This form of contracting involves two types of futures options. A call option provides the right to purchase a commodity at a fixed price level while a put option provides the right to sell. In exchange for this right, the buyer of the option pays a premium which fluctuates on a daily basis as a function of where the underlying futures price is trading relative to the fixed price at which the right to buy or sell that contract exists. The seller of the option who receives the premium from the buyer takes on the corresponding obligation should the buyer exercise the right to buy or sell at the fixed price level, which is referred to as the strike price. 

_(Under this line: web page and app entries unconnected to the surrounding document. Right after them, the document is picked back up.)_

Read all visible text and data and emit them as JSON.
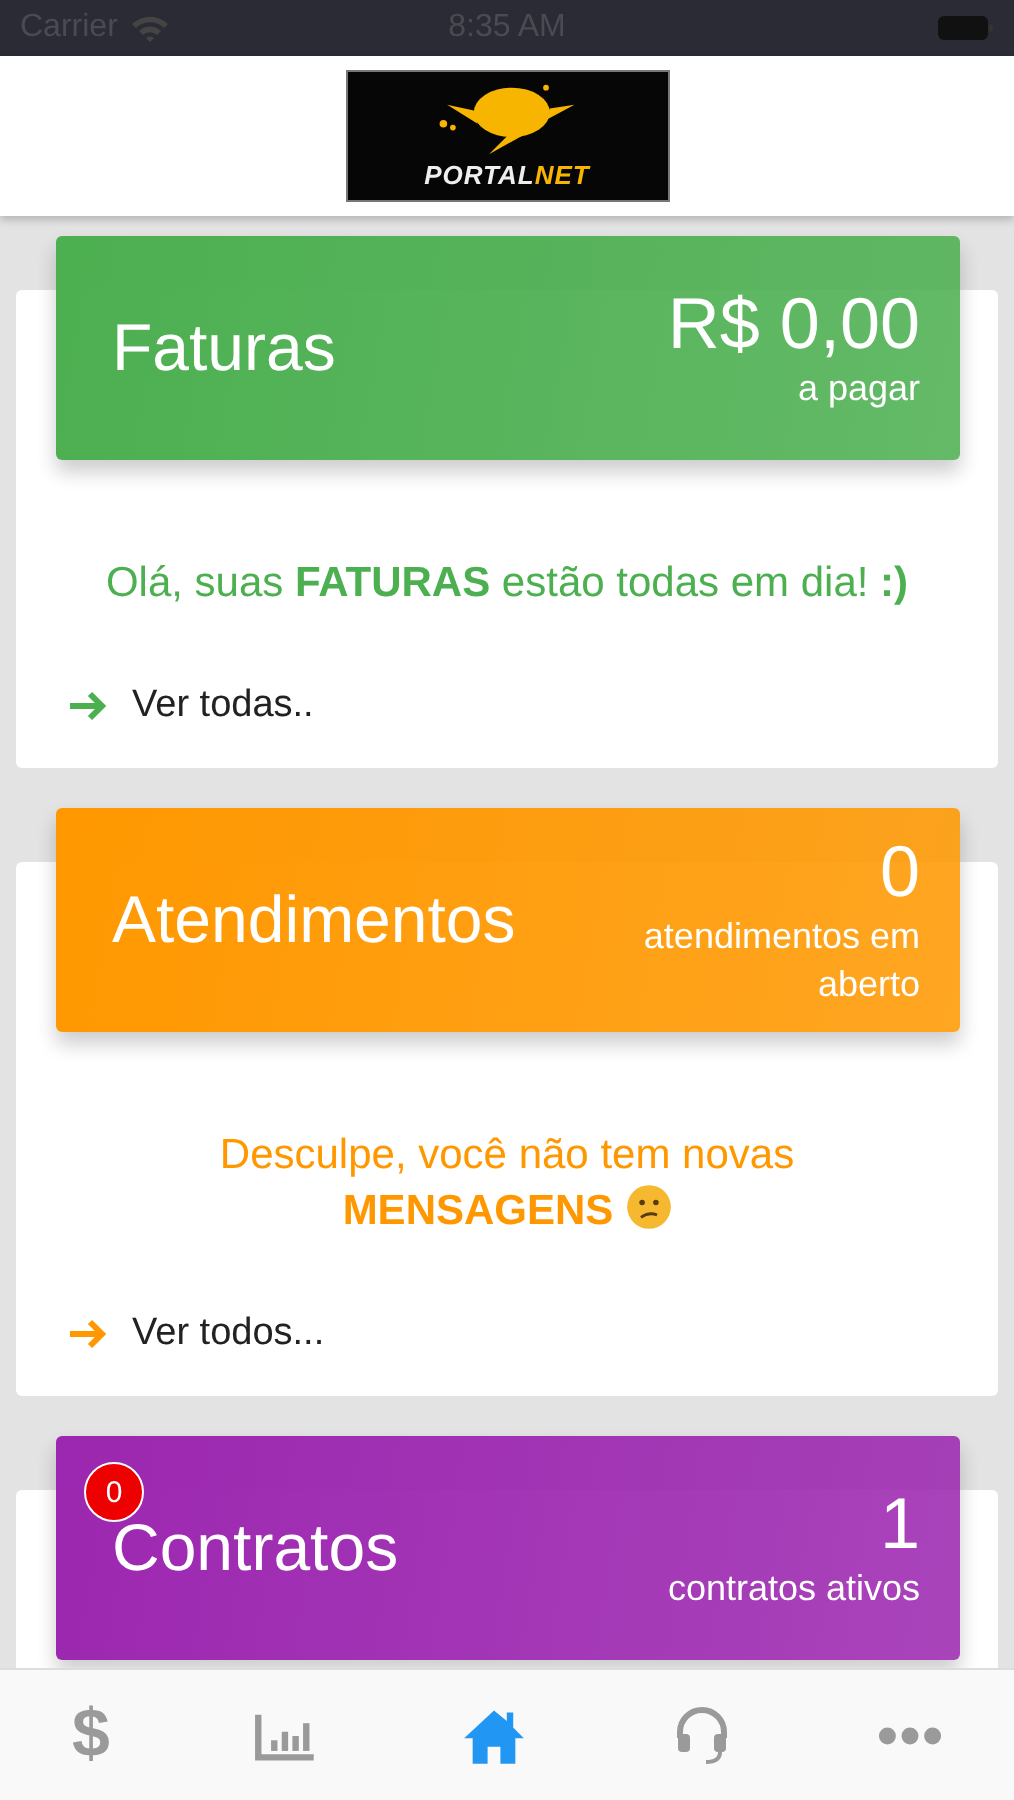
{
  "status_bar": {
    "carrier": "Carrier",
    "time": "8:35 AM"
  },
  "logo": {
    "word": "PORTAL",
    "accent": "NET"
  },
  "cards": [
    {
      "title": "Faturas",
      "value": "R$ 0,00",
      "caption": "a pagar",
      "color": "#4caf50",
      "message": "Olá, suas **FATURAS** estão todas em dia! **:)**",
      "link": "Ver todas.."
    },
    {
      "title": "Atendimentos",
      "value": "0",
      "caption": "atendimentos em aberto",
      "color": "#ff9800",
      "message": "Desculpe, você não tem novas **MENSAGENS**",
      "sad_face": true,
      "link": "Ver todos..."
    },
    {
      "title": "Contratos",
      "value": "1",
      "caption": "contratos ativos",
      "color": "#9c27b0",
      "badge": "0"
    }
  ],
  "tabs": [
    {
      "kind": "glyph",
      "text": "$",
      "selected": false
    },
    {
      "kind": "chart",
      "selected": false
    },
    {
      "kind": "home",
      "selected": true
    },
    {
      "kind": "headset",
      "selected": false
    },
    {
      "kind": "more",
      "selected": false
    }
  ]
}
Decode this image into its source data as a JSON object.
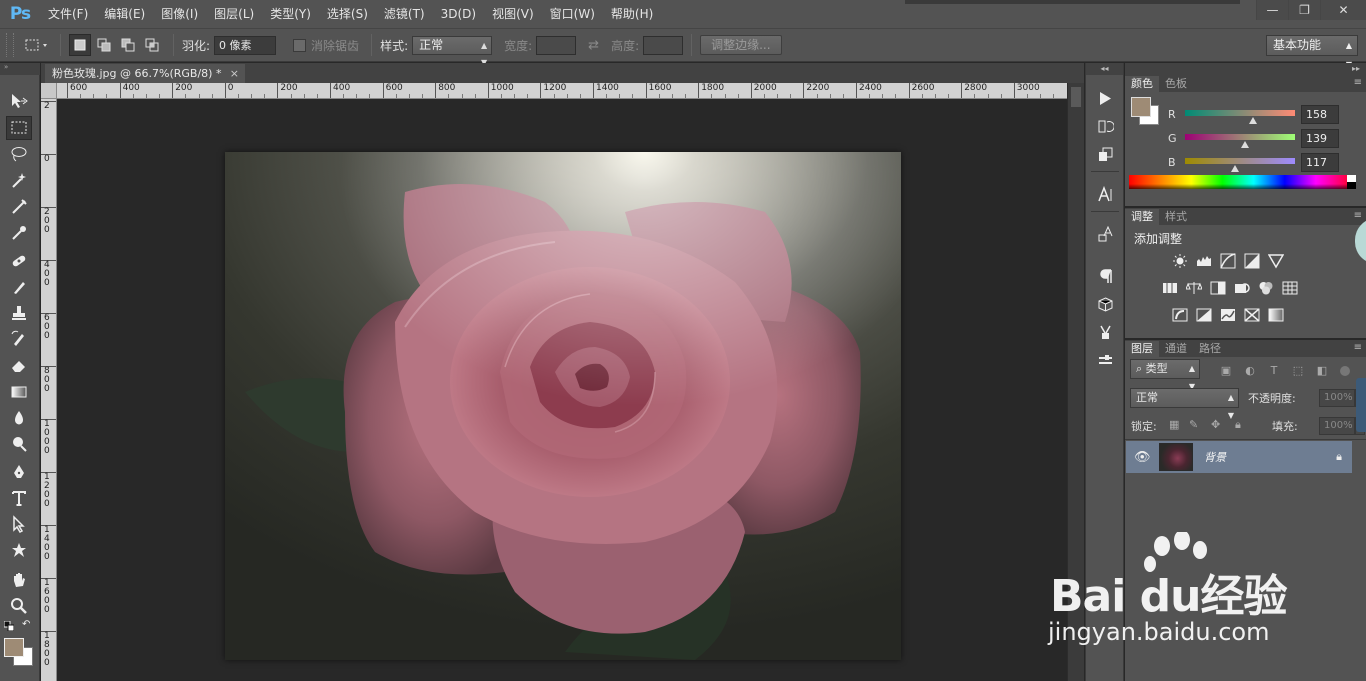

As an example, the plant’s risk managers could purchase a June 155 put option for a cost of around 7 cents, which effectively would establish a minimum price for their ethanol at $1.48 per gallon (the right to sell at $1.55 minus the 7-cent cost). Alternatively, for a cost of around 5 cents, they could purchase the same 155 put in June while also selling a 175 call option. This combination would give the plant a minimum ethanol price of $1.50 per gallon along with a maximum price of $1.70 per gallon (the right to sell at $1.55 and the obligation to sell at $1.75 minus the 5 cent cost). If we also assume that the input costs have been locked in at the values indicated, with no further fluctuations to the plant’s fixed costs and no changes to the index, this likewise would imply a minimum margin of 15 cents per gallon and a maximum margin of 35 cents per gallon. The latter maximum value would translate to a profit margin at the 80th percentile of historical opportunity, which the ethanol producer might consider attractive.

Obviously, a different matrix of prices and margins would suggest a different approach to contracting.  In any case, modeling and managing risk from a margin perspective can provide valuable insight on forward opportunities and help direct contracting decisions. 

Author: Chip Whalen
Vice President, Education and Research
Commodity & Ingredient Hedging LLC
312-596-7755
ethanol@cihedging.com